Element data from apps and pages:
┌────────

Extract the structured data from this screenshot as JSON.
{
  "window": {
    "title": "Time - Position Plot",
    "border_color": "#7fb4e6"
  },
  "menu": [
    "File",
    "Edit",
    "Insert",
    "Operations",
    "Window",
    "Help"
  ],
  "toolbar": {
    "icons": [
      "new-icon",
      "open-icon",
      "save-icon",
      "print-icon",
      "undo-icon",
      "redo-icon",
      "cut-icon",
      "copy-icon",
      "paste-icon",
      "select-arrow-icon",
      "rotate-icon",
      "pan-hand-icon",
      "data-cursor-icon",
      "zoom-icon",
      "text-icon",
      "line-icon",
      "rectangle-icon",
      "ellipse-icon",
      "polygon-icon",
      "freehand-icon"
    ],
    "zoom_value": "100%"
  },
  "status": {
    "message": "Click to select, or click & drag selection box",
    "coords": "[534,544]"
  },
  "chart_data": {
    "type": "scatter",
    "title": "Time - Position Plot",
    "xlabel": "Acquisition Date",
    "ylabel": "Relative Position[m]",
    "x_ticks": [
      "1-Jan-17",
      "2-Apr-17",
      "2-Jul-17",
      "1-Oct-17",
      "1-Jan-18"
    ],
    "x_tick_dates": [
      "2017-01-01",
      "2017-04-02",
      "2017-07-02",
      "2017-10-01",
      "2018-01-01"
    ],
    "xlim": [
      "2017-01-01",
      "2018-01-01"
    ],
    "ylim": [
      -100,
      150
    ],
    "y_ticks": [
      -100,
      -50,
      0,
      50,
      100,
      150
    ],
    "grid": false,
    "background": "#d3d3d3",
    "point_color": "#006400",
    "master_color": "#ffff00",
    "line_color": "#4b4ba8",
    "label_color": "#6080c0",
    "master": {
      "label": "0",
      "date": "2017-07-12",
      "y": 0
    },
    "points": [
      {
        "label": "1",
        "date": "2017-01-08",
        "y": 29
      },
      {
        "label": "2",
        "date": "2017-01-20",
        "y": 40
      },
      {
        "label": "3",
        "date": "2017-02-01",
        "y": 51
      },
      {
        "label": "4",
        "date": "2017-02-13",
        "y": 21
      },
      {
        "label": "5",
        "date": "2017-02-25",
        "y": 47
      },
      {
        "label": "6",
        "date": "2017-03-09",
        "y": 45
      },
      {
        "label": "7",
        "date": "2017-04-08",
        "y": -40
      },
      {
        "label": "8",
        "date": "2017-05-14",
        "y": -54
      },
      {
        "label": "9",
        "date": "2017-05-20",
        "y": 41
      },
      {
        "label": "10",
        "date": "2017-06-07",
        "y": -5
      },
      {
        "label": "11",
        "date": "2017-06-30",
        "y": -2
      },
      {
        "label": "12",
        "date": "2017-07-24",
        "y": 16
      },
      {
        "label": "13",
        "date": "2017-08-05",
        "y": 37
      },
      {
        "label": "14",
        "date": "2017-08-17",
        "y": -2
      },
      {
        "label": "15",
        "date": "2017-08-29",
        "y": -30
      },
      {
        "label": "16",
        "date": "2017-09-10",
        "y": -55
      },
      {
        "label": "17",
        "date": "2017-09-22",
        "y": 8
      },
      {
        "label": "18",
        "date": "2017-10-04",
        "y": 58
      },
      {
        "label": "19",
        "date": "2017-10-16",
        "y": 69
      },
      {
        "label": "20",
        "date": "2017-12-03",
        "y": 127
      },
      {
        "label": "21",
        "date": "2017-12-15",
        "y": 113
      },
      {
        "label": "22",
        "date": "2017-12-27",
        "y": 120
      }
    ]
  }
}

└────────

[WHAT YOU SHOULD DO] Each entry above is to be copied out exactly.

[RESULT BELOW]
Extract the structured data from this screenshot as JSON.
{
  "window": {
    "title": "Time - Position Plot",
    "border_color": "#7fb4e6"
  },
  "menu": [
    "File",
    "Edit",
    "Insert",
    "Operations",
    "Window",
    "Help"
  ],
  "toolbar": {
    "icons": [
      "new-icon",
      "open-icon",
      "save-icon",
      "print-icon",
      "undo-icon",
      "redo-icon",
      "cut-icon",
      "copy-icon",
      "paste-icon",
      "select-arrow-icon",
      "rotate-icon",
      "pan-hand-icon",
      "data-cursor-icon",
      "zoom-icon",
      "text-icon",
      "line-icon",
      "rectangle-icon",
      "ellipse-icon",
      "polygon-icon",
      "freehand-icon"
    ],
    "zoom_value": "100%"
  },
  "status": {
    "message": "Click to select, or click & drag selection box",
    "coords": "[534,544]"
  },
  "chart_data": {
    "type": "scatter",
    "title": "Time - Position Plot",
    "xlabel": "Acquisition Date",
    "ylabel": "Relative Position[m]",
    "x_ticks": [
      "1-Jan-17",
      "2-Apr-17",
      "2-Jul-17",
      "1-Oct-17",
      "1-Jan-18"
    ],
    "x_tick_dates": [
      "2017-01-01",
      "2017-04-02",
      "2017-07-02",
      "2017-10-01",
      "2018-01-01"
    ],
    "xlim": [
      "2017-01-01",
      "2018-01-01"
    ],
    "ylim": [
      -100,
      150
    ],
    "y_ticks": [
      -100,
      -50,
      0,
      50,
      100,
      150
    ],
    "grid": false,
    "background": "#d3d3d3",
    "point_color": "#006400",
    "master_color": "#ffff00",
    "line_color": "#4b4ba8",
    "label_color": "#6080c0",
    "master": {
      "label": "0",
      "date": "2017-07-12",
      "y": 0
    },
    "points": [
      {
        "label": "1",
        "date": "2017-01-08",
        "y": 29
      },
      {
        "label": "2",
        "date": "2017-01-20",
        "y": 40
      },
      {
        "label": "3",
        "date": "2017-02-01",
        "y": 51
      },
      {
        "label": "4",
        "date": "2017-02-13",
        "y": 21
      },
      {
        "label": "5",
        "date": "2017-02-25",
        "y": 47
      },
      {
        "label": "6",
        "date": "2017-03-09",
        "y": 45
      },
      {
        "label": "7",
        "date": "2017-04-08",
        "y": -40
      },
      {
        "label": "8",
        "date": "2017-05-14",
        "y": -54
      },
      {
        "label": "9",
        "date": "2017-05-20",
        "y": 41
      },
      {
        "label": "10",
        "date": "2017-06-07",
        "y": -5
      },
      {
        "label": "11",
        "date": "2017-06-30",
        "y": -2
      },
      {
        "label": "12",
        "date": "2017-07-24",
        "y": 16
      },
      {
        "label": "13",
        "date": "2017-08-05",
        "y": 37
      },
      {
        "label": "14",
        "date": "2017-08-17",
        "y": -2
      },
      {
        "label": "15",
        "date": "2017-08-29",
        "y": -30
      },
      {
        "label": "16",
        "date": "2017-09-10",
        "y": -55
      },
      {
        "label": "17",
        "date": "2017-09-22",
        "y": 8
      },
      {
        "label": "18",
        "date": "2017-10-04",
        "y": 58
      },
      {
        "label": "19",
        "date": "2017-10-16",
        "y": 69
      },
      {
        "label": "20",
        "date": "2017-12-03",
        "y": 127
      },
      {
        "label": "21",
        "date": "2017-12-15",
        "y": 113
      },
      {
        "label": "22",
        "date": "2017-12-27",
        "y": 120
      }
    ]
  }
}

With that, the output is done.